Retailers need to set up a plan, execute; analyze what has happened, revisit the plan and optimize further. This effort is continual, not something operators can put forth once and be done with.

"You have to have that stick-with-it-ness to make it work," said panelist Paul Servais, foodservice director at La Crosse, Wis.-based Kwik Trip.

Good output requires good input, which means c-stores need to examine their tools. Panelist Steve Turner, vice president of foodservice and strategic sourcing at Mount Pleasant, S.C.-based Refuel Inc., noted that the pricebook serves as the foundational piece of analysis — without it and a few other tools, it is nearly impossible to build or analyze performance in stores.

Turner advised operators to build specificity into their pricebook and eliminate catch-all terms such as "open deli," which can deceptively appear to generate huge sales but actually comprise many different types of items.

"It is the black hole of your foodservice program if that's there," he said.

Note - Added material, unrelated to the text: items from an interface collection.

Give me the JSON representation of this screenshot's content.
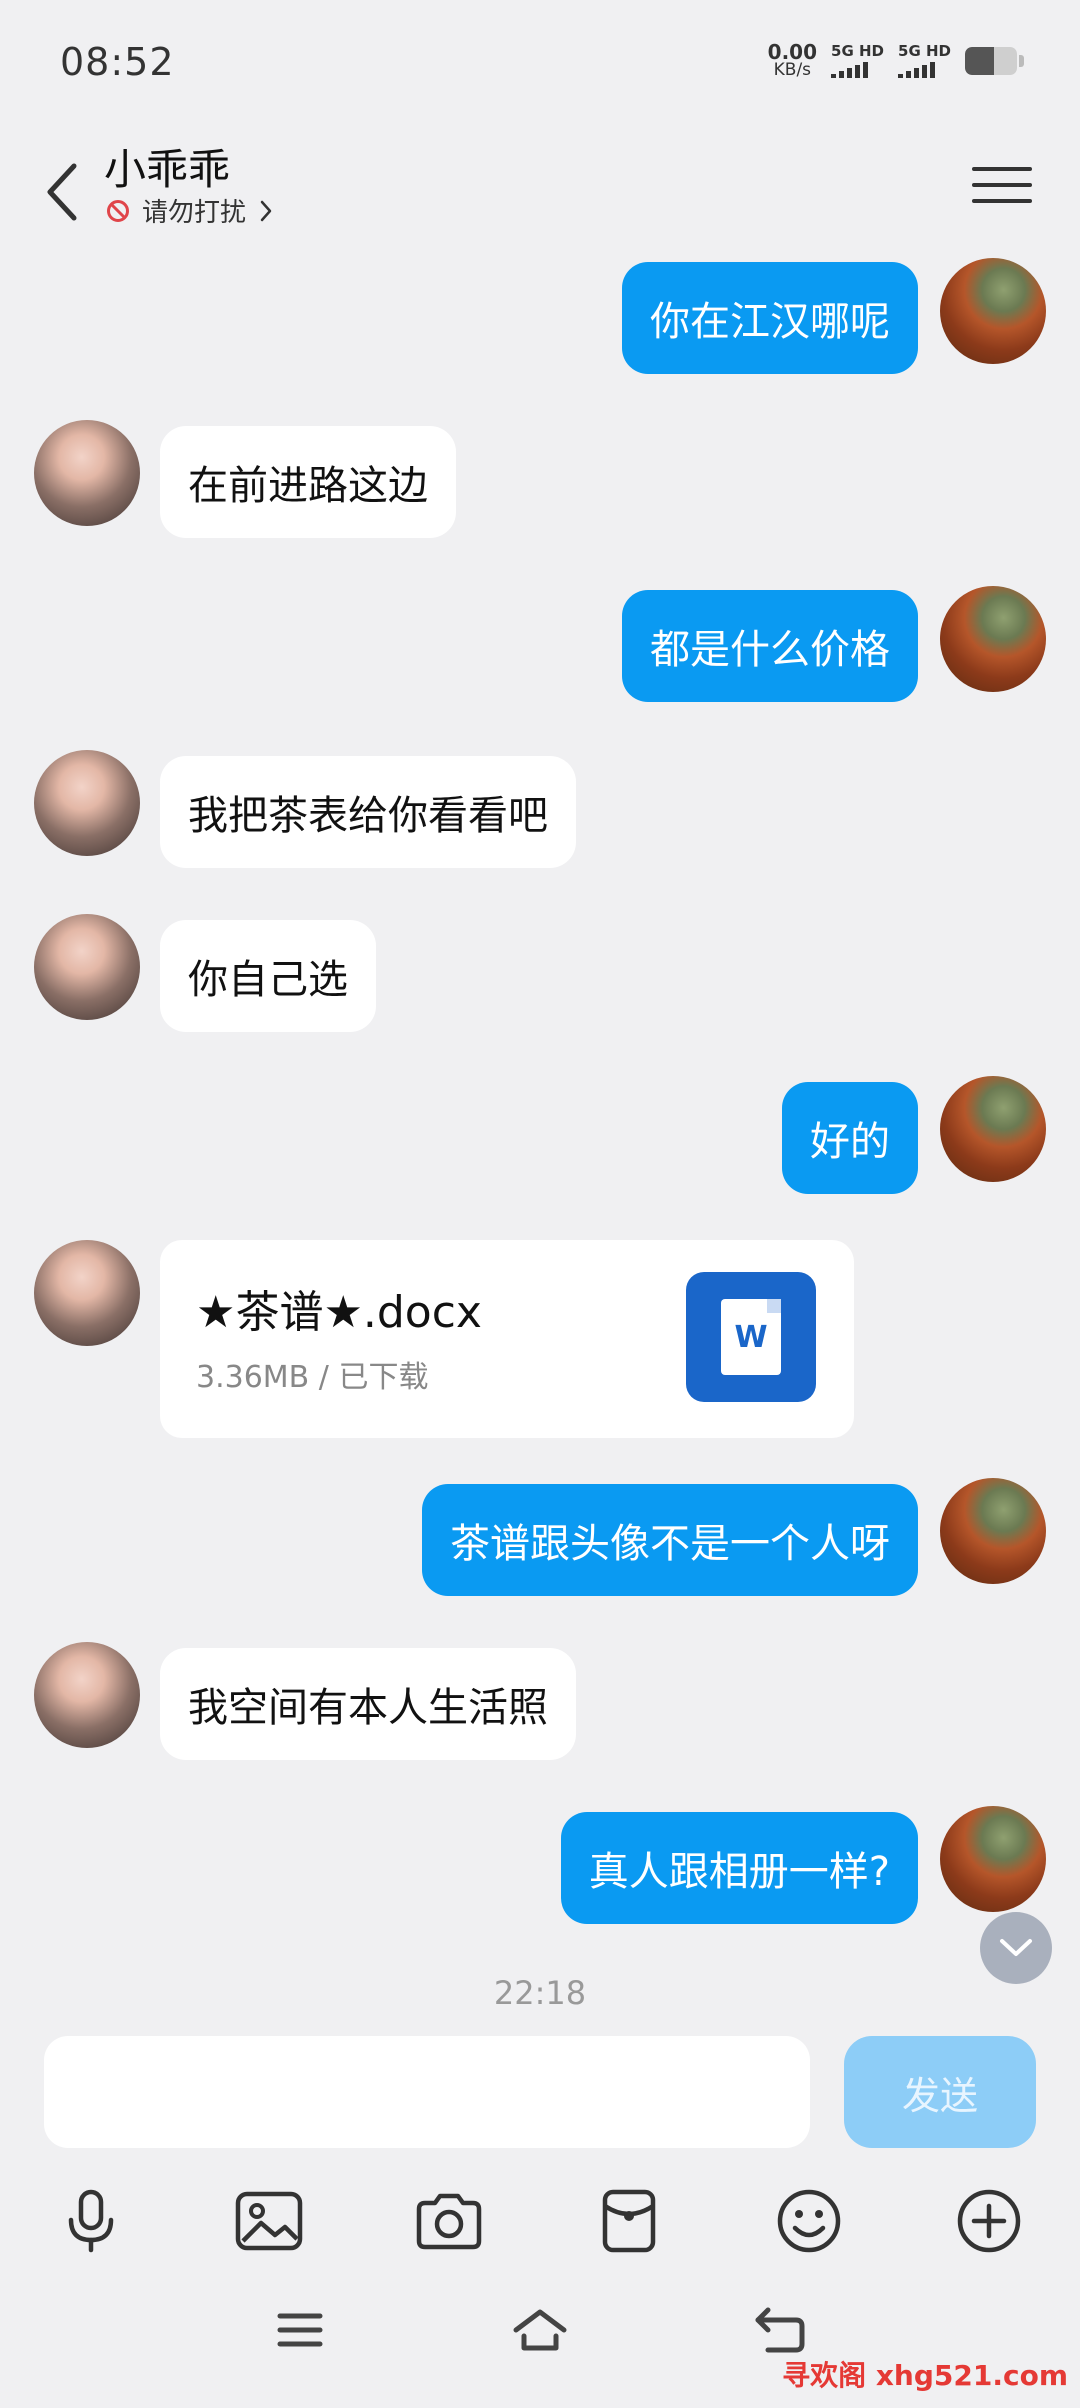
{
  "status_bar": {
    "time": "08:52",
    "net_speed_value": "0.00",
    "net_speed_unit": "KB/s",
    "sim1_label": "5G HD",
    "sim2_label": "5G HD",
    "battery_level": 0.55
  },
  "header": {
    "contact_name": "小乖乖",
    "status_text": "请勿打扰"
  },
  "messages": [
    {
      "from": "self",
      "text": "你在江汉哪呢"
    },
    {
      "from": "other",
      "text": "在前进路这边"
    },
    {
      "from": "self",
      "text": "都是什么价格"
    },
    {
      "from": "other",
      "text": "我把茶表给你看看吧"
    },
    {
      "from": "other",
      "text": "你自己选"
    },
    {
      "from": "self",
      "text": "好的"
    },
    {
      "from": "other",
      "type": "file",
      "file_name": "★茶谱★.docx",
      "file_meta": "3.36MB / 已下载",
      "file_icon_letter": "W"
    },
    {
      "from": "self",
      "text": "茶谱跟头像不是一个人呀"
    },
    {
      "from": "other",
      "text": "我空间有本人生活照"
    },
    {
      "from": "self",
      "text": "真人跟相册一样?"
    }
  ],
  "timestamp": "22:18",
  "input": {
    "value": "",
    "placeholder": "",
    "send_label": "发送"
  },
  "toolbar_icons": [
    "microphone-icon",
    "image-icon",
    "camera-icon",
    "red-packet-icon",
    "emoji-icon",
    "plus-icon"
  ],
  "nav_icons": [
    "menu-icon",
    "home-icon",
    "back-icon"
  ],
  "watermark": "寻欢阁 xhg521.com",
  "colors": {
    "self_bubble": "#0a9af2",
    "other_bubble": "#ffffff",
    "background": "#f0f0f2",
    "send_button": "#8dcdf7",
    "doc_icon": "#1a66c9"
  }
}
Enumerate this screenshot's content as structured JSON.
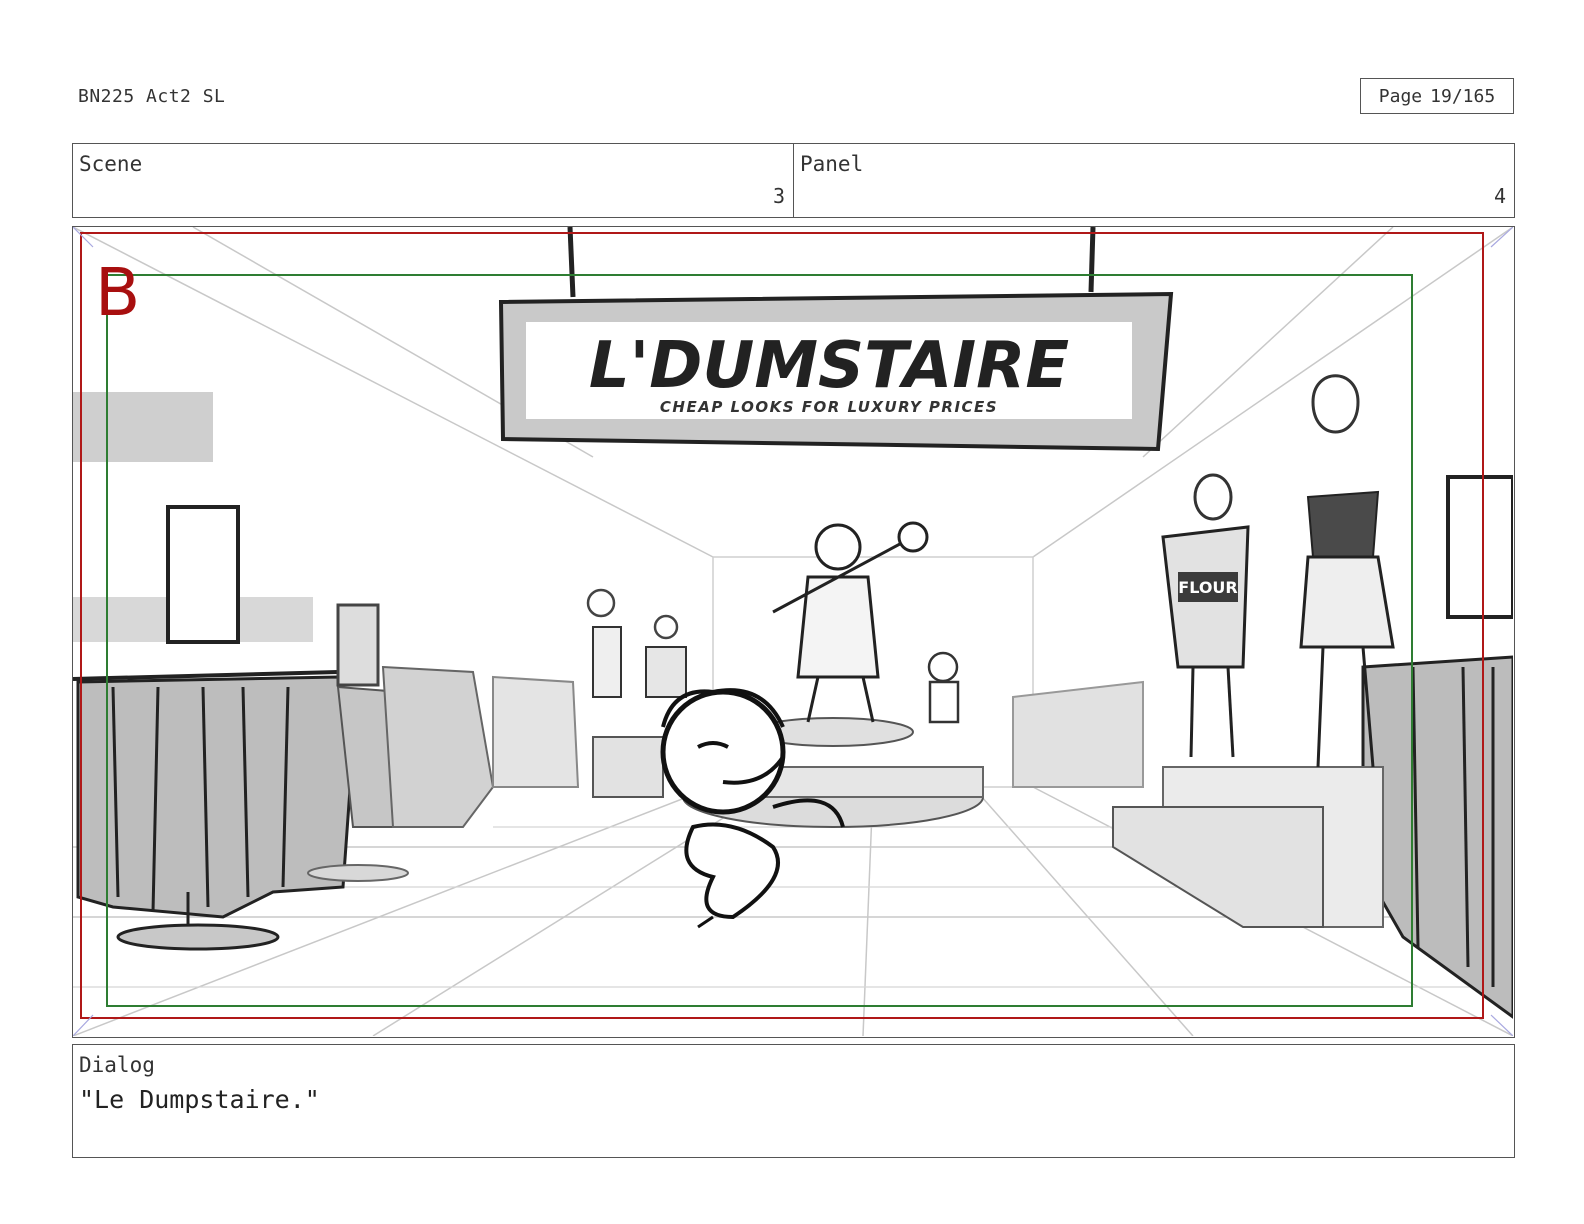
{
  "document": {
    "title": "BN225 Act2 SL",
    "page_label": "Page",
    "page_number": "19/165"
  },
  "scene": {
    "label": "Scene",
    "value": "3"
  },
  "panel": {
    "label": "Panel",
    "value": "4",
    "marker": "B"
  },
  "artwork": {
    "sign_title": "L'DUMSTAIRE",
    "sign_tagline": "CHEAP LOOKS FOR LUXURY PRICES",
    "shirt_text": "FLOUR",
    "colors": {
      "safe_frame_red": "#b01818",
      "safe_frame_green": "#2e7d32",
      "marker": "#a80f0f"
    }
  },
  "dialog": {
    "label": "Dialog",
    "text": "\"Le Dumpstaire.\""
  }
}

Getting specific about how units are referenced is also helpful, particularly to frontline employees, who understand the meaning of selling 200 individual cheeseburgers better than they do selling $400 worth of cheeseburgers.

Detailed recipe management is also important, as recipes provide the baseline for margin analysis, production tools and retail pricing. Chains can manage recipes through specially designed software or spreadsheets they can plug information into as long as the information is detailed and correct.

"It doesn't have to be complicated, but you have to look at it all the time," Servais said of spreadsheets.

Other important steps include developing an overall culture of food data; creating production plans that spell out how much food to have out at what time of day; choosing technology partners that will help to achieve analytics goals and solve specific problems; and revisiting, analyzing and optimizing processes.

Good reporting is also vital, but it takes time and effort to determine what should be reported on and how. Panelists recommended removing clutter and focusing on five or six statistics retailers actually use and making it so everyone can understand them.

Weekly SKU analysis, regularly scheduled store reports that include KPIs and pre-determining cut-off points for products that are seeing low sales and high waste are also helpful.

Along with getting the right information, c-stores will benefit if they get it to the right people.

"Have the people that make the food involved with the data analytics," Servais said. "It helps bring meaning back to numbers and helps you make better decisions."

The 2022 NACS Show took place Oct. 1-4 at the Las Vegas Convention Center.

About the Author

Angela Hanson
Angela Hanson is Senior Editor of Convenience Store News. Read More